What this task involves: For the word "desc", search the records and show each line in which it occurs.

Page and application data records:
• • •

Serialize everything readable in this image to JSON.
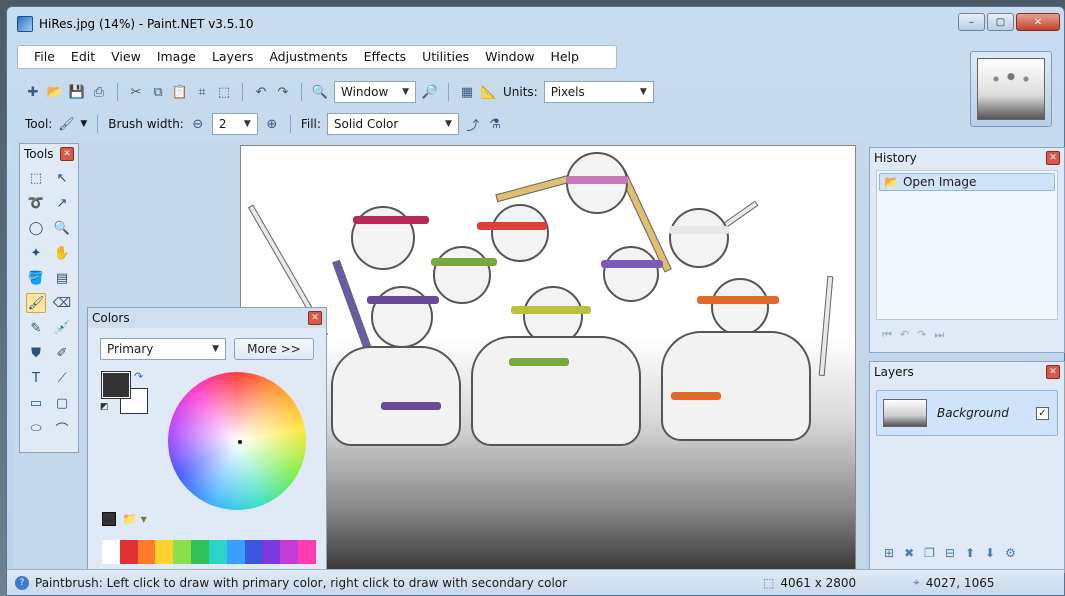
{
  "window": {
    "title": "HiRes.jpg (14%) - Paint.NET v3.5.10",
    "min": "–",
    "max": "▢",
    "close": "✕"
  },
  "menu": [
    "File",
    "Edit",
    "View",
    "Image",
    "Layers",
    "Adjustments",
    "Effects",
    "Utilities",
    "Window",
    "Help"
  ],
  "toolbar": {
    "zoom_value": "Window",
    "units_label": "Units:",
    "units_value": "Pixels"
  },
  "toolbar2": {
    "tool_label": "Tool:",
    "brush_width_label": "Brush width:",
    "brush_width_value": "2",
    "fill_label": "Fill:",
    "fill_value": "Solid Color"
  },
  "tools": {
    "title": "Tools"
  },
  "colors": {
    "title": "Colors",
    "mode": "Primary",
    "more_button": "More >>",
    "primary_color": "#333333",
    "secondary_color": "#ffffff",
    "palette": [
      "#ffffff",
      "#e03030",
      "#ff7a2a",
      "#ffd12e",
      "#8be04a",
      "#33c15a",
      "#2ad6c5",
      "#3aa0ff",
      "#3a58e0",
      "#7a3ae0",
      "#c33ad6",
      "#ff3bb0"
    ]
  },
  "history": {
    "title": "History",
    "items": [
      "Open Image"
    ]
  },
  "layers": {
    "title": "Layers",
    "items": [
      {
        "name": "Background",
        "visible": true
      }
    ]
  },
  "status": {
    "message": "Paintbrush: Left click to draw with primary color, right click to draw with secondary color",
    "image_size": "4061 x 2800",
    "cursor_pos": "4027, 1065"
  }
}
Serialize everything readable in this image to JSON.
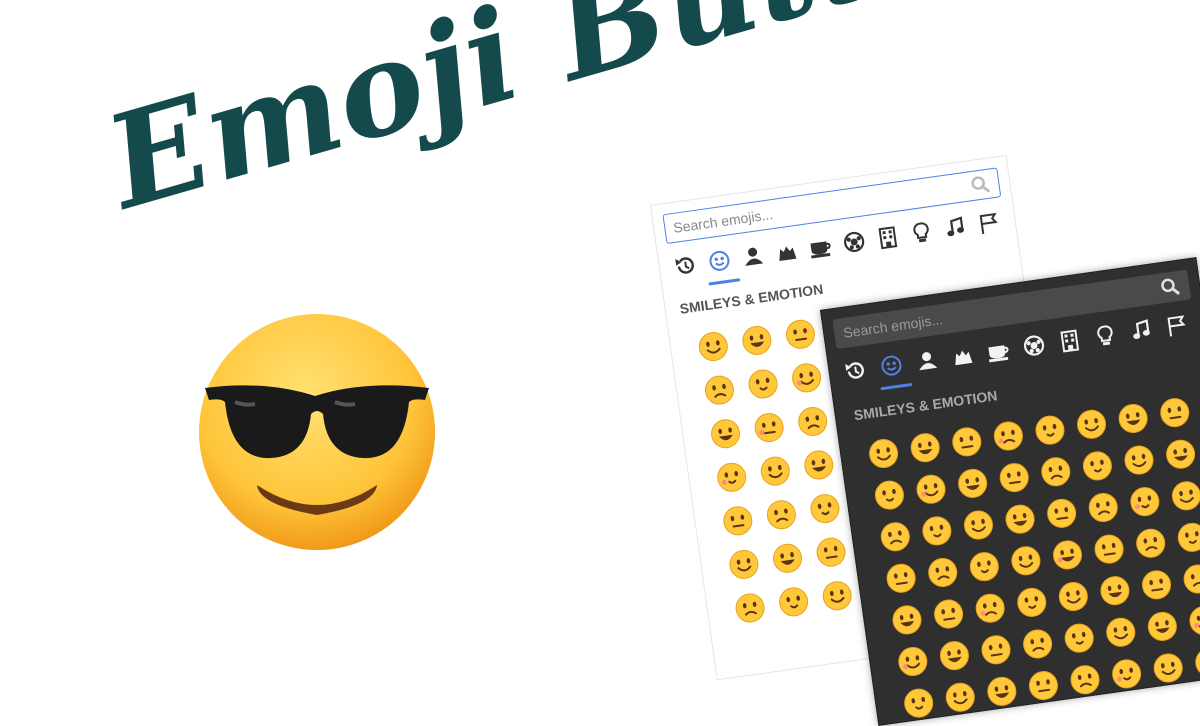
{
  "title": "Emoji Button",
  "hero_emoji": "smiling-face-with-sunglasses",
  "colors": {
    "title": "#154a4d",
    "accent": "#4f81e5",
    "emoji_face": "#ffc83a",
    "dark_bg": "#2f2f2f"
  },
  "light_picker": {
    "search_placeholder": "Search emojis...",
    "category_title": "SMILEYS & EMOTION",
    "categories": [
      "recents-icon",
      "smileys-icon",
      "people-icon",
      "animals-icon",
      "food-icon",
      "activities-icon",
      "travel-icon",
      "objects-icon",
      "symbols-icon",
      "flags-icon"
    ],
    "active_category": "smileys-icon"
  },
  "dark_picker": {
    "search_placeholder": "Search emojis...",
    "category_title": "SMILEYS & EMOTION",
    "categories": [
      "recents-icon",
      "smileys-icon",
      "people-icon",
      "animals-icon",
      "food-icon",
      "activities-icon",
      "travel-icon",
      "objects-icon",
      "symbols-icon",
      "flags-icon"
    ],
    "active_category": "smileys-icon"
  }
}
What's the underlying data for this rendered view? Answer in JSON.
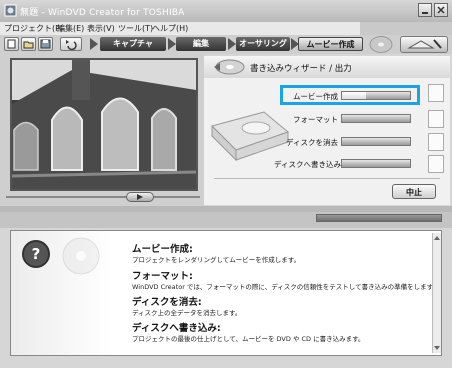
{
  "window": {
    "title": "WinDVD Creator for TOSHIBA",
    "title_prefix": "無題 -"
  },
  "menu": [
    "プロジェクト(P)",
    "編集(E)",
    "表示(V)",
    "ツール(T)",
    "ヘルプ(H)"
  ],
  "stages": {
    "capture": "キャプチャ",
    "edit": "編集",
    "authoring": "オーサリング",
    "movie": "ムービー作成"
  },
  "wizard": {
    "header": "書き込みウィザード / 出力",
    "options": [
      {
        "label": "ムービー作成"
      },
      {
        "label": "フォーマット"
      },
      {
        "label": "ディスクを消去"
      },
      {
        "label": "ディスクへ書き込み"
      }
    ],
    "stop_label": "中止"
  },
  "info": {
    "items": [
      {
        "title": "ムービー作成:",
        "desc": "プロジェクトをレンダリングしてムービーを作成します。"
      },
      {
        "title": "フォーマット:",
        "desc": "WinDVD Creator では、フォーマットの際に、ディスクの信頼性をテストして書き込みの準備をします。"
      },
      {
        "title": "ディスクを消去:",
        "desc": "ディスク上の全データを消去します。"
      },
      {
        "title": "ディスクへ書き込み:",
        "desc": "プロジェクトの最後の仕上げとして、ムービーを DVD や CD に書き込みます。"
      }
    ]
  },
  "icons": {
    "app": "app-logo-icon",
    "help": "question-icon",
    "disc": "disc-icon"
  },
  "colors": {
    "highlight": "#1aa3e6",
    "stage_dark": "#444444",
    "stage_active": "#d0d0d0"
  }
}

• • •

Answer space:
        "desc": "プロジェクトをレンダリングしてムービーを作成します。"
        "desc": "WinDVD Creator では、フォーマットの際に、ディスクの信頼性をテストして書き込みの準備をします。"
        "desc": "ディスク上の全データを消去します。"
        "desc": "プロジェクトの最後の仕上げとして、ムービーを DVD や CD に書き込みます。"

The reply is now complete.